━━ Exercise data
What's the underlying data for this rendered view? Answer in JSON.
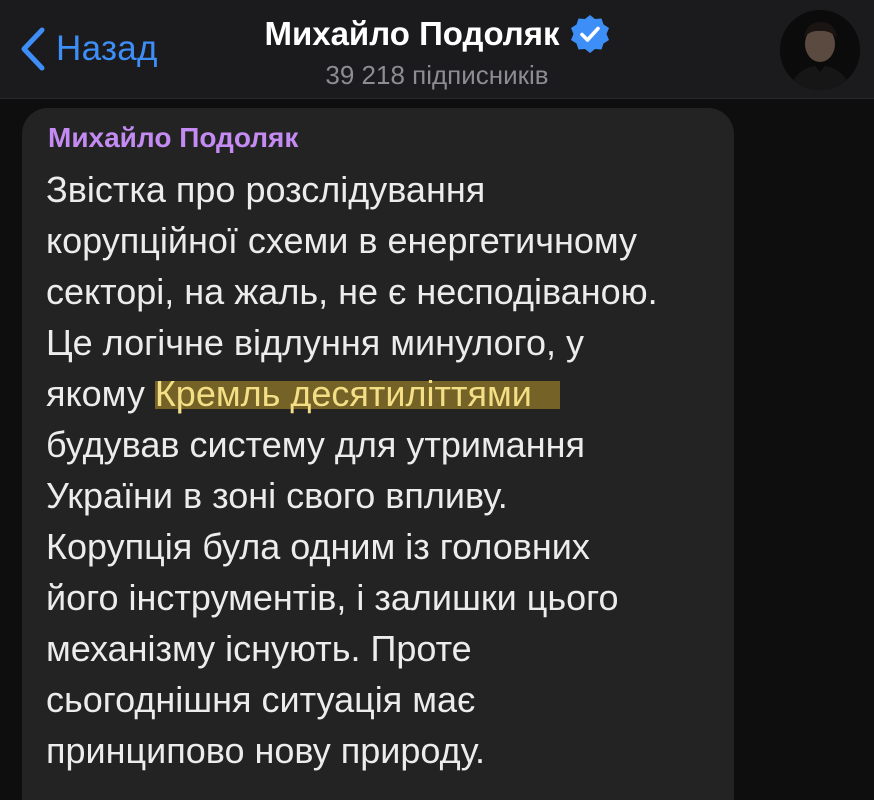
{
  "header": {
    "back_label": "Назад",
    "title": "Михайло Подоляк",
    "subscribers": "39 218 підписників",
    "verified_color": "#3d8ef7"
  },
  "post": {
    "sender": "Михайло Подоляк",
    "lines": [
      "Звістка про розслідування",
      "корупційної схеми в енергетичному",
      "секторі, на жаль, не є несподіваною.",
      "Це логічне відлуння минулого, у",
      "якому ",
      "будував систему для утримання",
      "України в зоні свого впливу.",
      "Корупція була одним із головних",
      "його інструментів, і залишки цього",
      "механізму існують. Проте",
      "сьогоднішня ситуація має",
      "принципово нову природу."
    ],
    "highlighted_text": "Кремль десятиліттями",
    "highlight_color": "#b79628"
  }
}
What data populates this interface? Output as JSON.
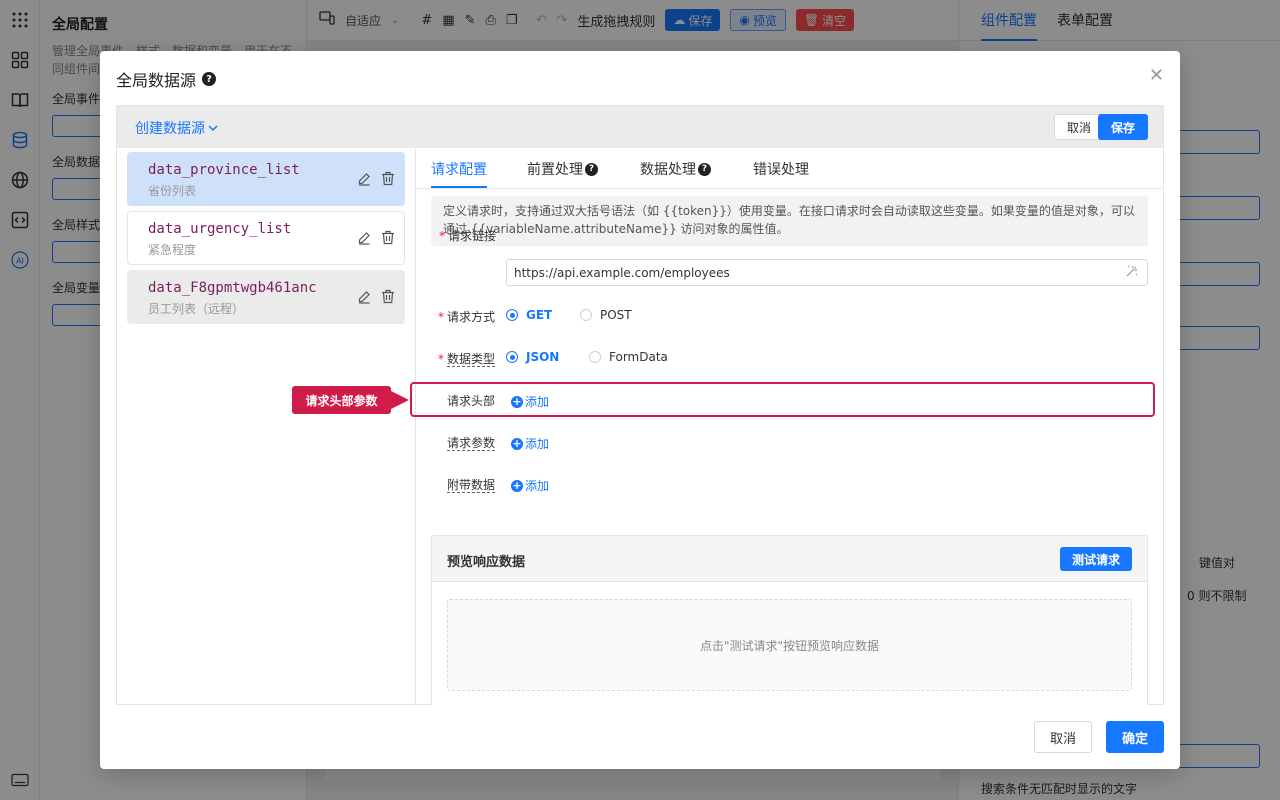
{
  "background": {
    "left_panel": {
      "title": "全局配置",
      "description": "管理全局事件、样式、数据和变量，用于在不同组件间",
      "sections": [
        "全局事件",
        "全局数据",
        "全局样式",
        "全局变量"
      ]
    },
    "toolbar": {
      "adapt_label": "自适应",
      "generate_rules": "生成拖拽规则",
      "save": "保存",
      "preview": "预览",
      "clear": "清空"
    },
    "right_panel": {
      "tabs": [
        "组件配置",
        "表单配置"
      ],
      "key_value": "键值对",
      "limit_text": "0 则不限制",
      "no_match_text": "搜索条件无匹配时显示的文字"
    }
  },
  "modal": {
    "title": "全局数据源",
    "create_label": "创建数据源",
    "head_cancel": "取消",
    "head_save": "保存",
    "datasources": [
      {
        "name": "data_province_list",
        "desc": "省份列表"
      },
      {
        "name": "data_urgency_list",
        "desc": "紧急程度"
      },
      {
        "name": "data_F8gpmtwgb461anc",
        "desc": "员工列表（远程）"
      }
    ],
    "tabs": [
      "请求配置",
      "前置处理",
      "数据处理",
      "错误处理"
    ],
    "info_text": "定义请求时，支持通过双大括号语法（如 {{token}}）使用变量。在接口请求时会自动读取这些变量。如果变量的值是对象，可以通过 {{variableName.attributeName}} 访问对象的属性值。",
    "fields": {
      "url_label": "请求链接",
      "url_value": "https://api.example.com/employees",
      "method_label": "请求方式",
      "method_get": "GET",
      "method_post": "POST",
      "datatype_label": "数据类型",
      "datatype_json": "JSON",
      "datatype_form": "FormData",
      "headers_label": "请求头部",
      "params_label": "请求参数",
      "extra_label": "附带数据",
      "add": "添加"
    },
    "preview": {
      "title": "预览响应数据",
      "test_button": "测试请求",
      "placeholder": "点击\"测试请求\"按钮预览响应数据"
    },
    "footer_cancel": "取消",
    "footer_ok": "确定"
  },
  "annotation": {
    "callout": "请求头部参数",
    "color": "#d01c4b"
  },
  "accent_color": "#1677ff"
}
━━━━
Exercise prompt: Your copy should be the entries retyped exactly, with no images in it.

Written answer:
What's the underlying data for this rendered view? Answer in JSON.
{
  "header": {
    "back_label": "Назад",
    "title": "Михайло Подоляк",
    "subscribers": "39 218 підписників",
    "verified_color": "#3d8ef7"
  },
  "post": {
    "sender": "Михайло Подоляк",
    "lines": [
      "Звістка про розслідування",
      "корупційної схеми в енергетичному",
      "секторі, на жаль, не є несподіваною.",
      "Це логічне відлуння минулого, у",
      "якому ",
      "будував систему для утримання",
      "України в зоні свого впливу.",
      "Корупція була одним із головних",
      "його інструментів, і залишки цього",
      "механізму існують. Проте",
      "сьогоднішня ситуація має",
      "принципово нову природу."
    ],
    "highlighted_text": "Кремль десятиліттями",
    "highlight_color": "#b79628"
  }
}
What data populates this interface? Output as JSON.
{
  "background": {
    "left_panel": {
      "title": "全局配置",
      "description": "管理全局事件、样式、数据和变量，用于在不同组件间",
      "sections": [
        "全局事件",
        "全局数据",
        "全局样式",
        "全局变量"
      ]
    },
    "toolbar": {
      "adapt_label": "自适应",
      "generate_rules": "生成拖拽规则",
      "save": "保存",
      "preview": "预览",
      "clear": "清空"
    },
    "right_panel": {
      "tabs": [
        "组件配置",
        "表单配置"
      ],
      "key_value": "键值对",
      "limit_text": "0 则不限制",
      "no_match_text": "搜索条件无匹配时显示的文字"
    }
  },
  "modal": {
    "title": "全局数据源",
    "create_label": "创建数据源",
    "head_cancel": "取消",
    "head_save": "保存",
    "datasources": [
      {
        "name": "data_province_list",
        "desc": "省份列表"
      },
      {
        "name": "data_urgency_list",
        "desc": "紧急程度"
      },
      {
        "name": "data_F8gpmtwgb461anc",
        "desc": "员工列表（远程）"
      }
    ],
    "tabs": [
      "请求配置",
      "前置处理",
      "数据处理",
      "错误处理"
    ],
    "info_text": "定义请求时，支持通过双大括号语法（如 {{token}}）使用变量。在接口请求时会自动读取这些变量。如果变量的值是对象，可以通过 {{variableName.attributeName}} 访问对象的属性值。",
    "fields": {
      "url_label": "请求链接",
      "url_value": "https://api.example.com/employees",
      "method_label": "请求方式",
      "method_get": "GET",
      "method_post": "POST",
      "datatype_label": "数据类型",
      "datatype_json": "JSON",
      "datatype_form": "FormData",
      "headers_label": "请求头部",
      "params_label": "请求参数",
      "extra_label": "附带数据",
      "add": "添加"
    },
    "preview": {
      "title": "预览响应数据",
      "test_button": "测试请求",
      "placeholder": "点击\"测试请求\"按钮预览响应数据"
    },
    "footer_cancel": "取消",
    "footer_ok": "确定"
  },
  "annotation": {
    "callout": "请求头部参数",
    "color": "#d01c4b"
  },
  "accent_color": "#1677ff"
}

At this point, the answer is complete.